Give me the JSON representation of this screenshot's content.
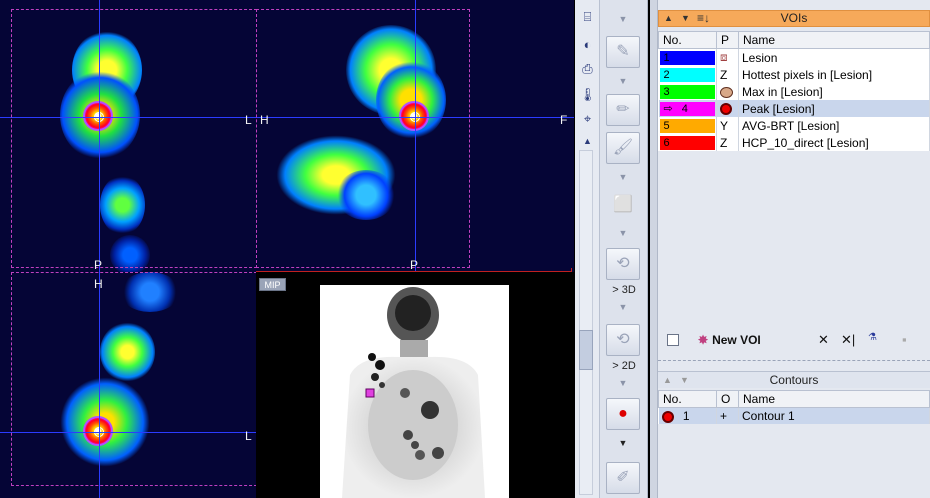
{
  "orientation": {
    "coronal_right": "L",
    "coronal_bottom": "P",
    "sagittal_left": "H",
    "sagittal_right": "F",
    "sagittal_bottom": "P",
    "axial_top": "H",
    "axial_right": "L"
  },
  "mip_label": "MIP",
  "middle": {
    "to_3d": "> 3D",
    "to_2d": "> 2D"
  },
  "vois": {
    "title": "VOIs",
    "headers": [
      "No.",
      "P",
      "Name"
    ],
    "rows": [
      {
        "no": "1",
        "p": "",
        "name": "Lesion",
        "color": "#0000ff"
      },
      {
        "no": "2",
        "p": "Z",
        "name": "Hottest pixels in [Lesion]",
        "color": "#00ffff"
      },
      {
        "no": "3",
        "p": "",
        "name": "Max in [Lesion]",
        "color": "#00ff00"
      },
      {
        "no": "4",
        "p": "",
        "name": "Peak [Lesion]",
        "color": "#ff00ff"
      },
      {
        "no": "5",
        "p": "Y",
        "name": "AVG-BRT [Lesion]",
        "color": "#ffaa00"
      },
      {
        "no": "6",
        "p": "Z",
        "name": "HCP_10_direct [Lesion]",
        "color": "#ff0000"
      }
    ]
  },
  "toolbar": {
    "new_voi": "New VOI"
  },
  "contours": {
    "title": "Contours",
    "headers": [
      "No.",
      "O",
      "Name"
    ],
    "rows": [
      {
        "no": "1",
        "o": "+",
        "name": "Contour 1"
      }
    ]
  }
}
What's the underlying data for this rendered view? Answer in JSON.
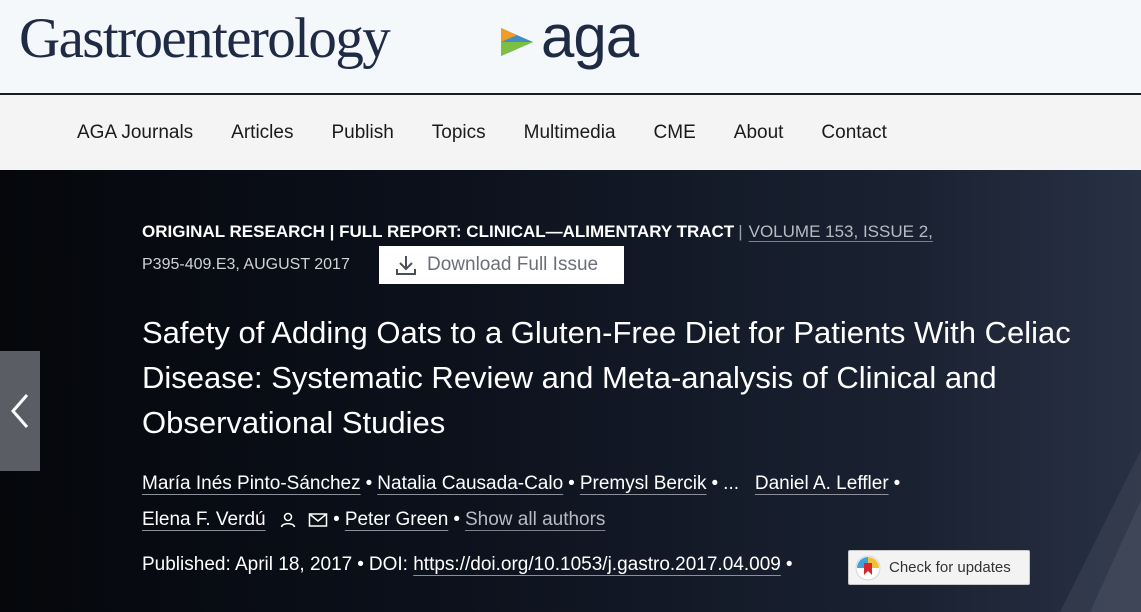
{
  "header": {
    "journal_name": "Gastroenterology",
    "publisher_logo_text": "aga",
    "colors": {
      "navy": "#1f2a44",
      "aga_blue": "#3f8fc4",
      "aga_green": "#7cbf43",
      "aga_orange": "#f29b26"
    }
  },
  "nav": {
    "items": [
      "AGA Journals",
      "Articles",
      "Publish",
      "Topics",
      "Multimedia",
      "CME",
      "About",
      "Contact"
    ]
  },
  "article": {
    "category": "ORIGINAL RESEARCH | FULL REPORT: CLINICAL—ALIMENTARY TRACT",
    "separator": "|",
    "volume_issue": "VOLUME 153, ISSUE 2,",
    "pages_date": "P395-409.E3, AUGUST 2017",
    "download_label": "Download Full Issue",
    "title": "Safety of Adding Oats to a Gluten-Free Diet for Patients With Celiac Disease: Systematic Review and Meta-analysis of Clinical and Observational Studies",
    "authors": [
      "María Inés Pinto-Sánchez",
      "Natalia Causada-Calo",
      "Premysl Bercik",
      "Daniel A. Leffler",
      "Elena F. Verdú",
      "Peter Green"
    ],
    "ellipsis": "...",
    "show_all_label": "Show all authors",
    "published_label": "Published: April 18, 2017",
    "doi_label": "DOI:",
    "doi_url": "https://doi.org/10.1053/j.gastro.2017.04.009",
    "check_updates_label": "Check for updates"
  },
  "icons": {
    "prev": "chevron-left-icon",
    "download": "download-icon",
    "person": "person-icon",
    "mail": "mail-icon",
    "check_updates": "crossmark-icon"
  }
}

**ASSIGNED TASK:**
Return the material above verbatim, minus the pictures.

**RESULT BELOW:**
Give me the JSON representation of this screenshot's content.
{
  "orientation": {
    "coronal_right": "L",
    "coronal_bottom": "P",
    "sagittal_left": "H",
    "sagittal_right": "F",
    "sagittal_bottom": "P",
    "axial_top": "H",
    "axial_right": "L"
  },
  "mip_label": "MIP",
  "middle": {
    "to_3d": "> 3D",
    "to_2d": "> 2D"
  },
  "vois": {
    "title": "VOIs",
    "headers": [
      "No.",
      "P",
      "Name"
    ],
    "rows": [
      {
        "no": "1",
        "p": "",
        "name": "Lesion",
        "color": "#0000ff"
      },
      {
        "no": "2",
        "p": "Z",
        "name": "Hottest pixels in [Lesion]",
        "color": "#00ffff"
      },
      {
        "no": "3",
        "p": "",
        "name": "Max in [Lesion]",
        "color": "#00ff00"
      },
      {
        "no": "4",
        "p": "",
        "name": "Peak [Lesion]",
        "color": "#ff00ff"
      },
      {
        "no": "5",
        "p": "Y",
        "name": "AVG-BRT [Lesion]",
        "color": "#ffaa00"
      },
      {
        "no": "6",
        "p": "Z",
        "name": "HCP_10_direct [Lesion]",
        "color": "#ff0000"
      }
    ]
  },
  "toolbar": {
    "new_voi": "New VOI"
  },
  "contours": {
    "title": "Contours",
    "headers": [
      "No.",
      "O",
      "Name"
    ],
    "rows": [
      {
        "no": "1",
        "o": "+",
        "name": "Contour 1"
      }
    ]
  }
}
What's the underlying data for this rendered view? Answer in JSON.
{
  "header": {
    "journal_name": "Gastroenterology",
    "publisher_logo_text": "aga",
    "colors": {
      "navy": "#1f2a44",
      "aga_blue": "#3f8fc4",
      "aga_green": "#7cbf43",
      "aga_orange": "#f29b26"
    }
  },
  "nav": {
    "items": [
      "AGA Journals",
      "Articles",
      "Publish",
      "Topics",
      "Multimedia",
      "CME",
      "About",
      "Contact"
    ]
  },
  "article": {
    "category": "ORIGINAL RESEARCH | FULL REPORT: CLINICAL—ALIMENTARY TRACT",
    "separator": "|",
    "volume_issue": "VOLUME 153, ISSUE 2,",
    "pages_date": "P395-409.E3, AUGUST 2017",
    "download_label": "Download Full Issue",
    "title": "Safety of Adding Oats to a Gluten-Free Diet for Patients With Celiac Disease: Systematic Review and Meta-analysis of Clinical and Observational Studies",
    "authors": [
      "María Inés Pinto-Sánchez",
      "Natalia Causada-Calo",
      "Premysl Bercik",
      "Daniel A. Leffler",
      "Elena F. Verdú",
      "Peter Green"
    ],
    "ellipsis": "...",
    "show_all_label": "Show all authors",
    "published_label": "Published: April 18, 2017",
    "doi_label": "DOI:",
    "doi_url": "https://doi.org/10.1053/j.gastro.2017.04.009",
    "check_updates_label": "Check for updates"
  },
  "icons": {
    "prev": "chevron-left-icon",
    "download": "download-icon",
    "person": "person-icon",
    "mail": "mail-icon",
    "check_updates": "crossmark-icon"
  }
}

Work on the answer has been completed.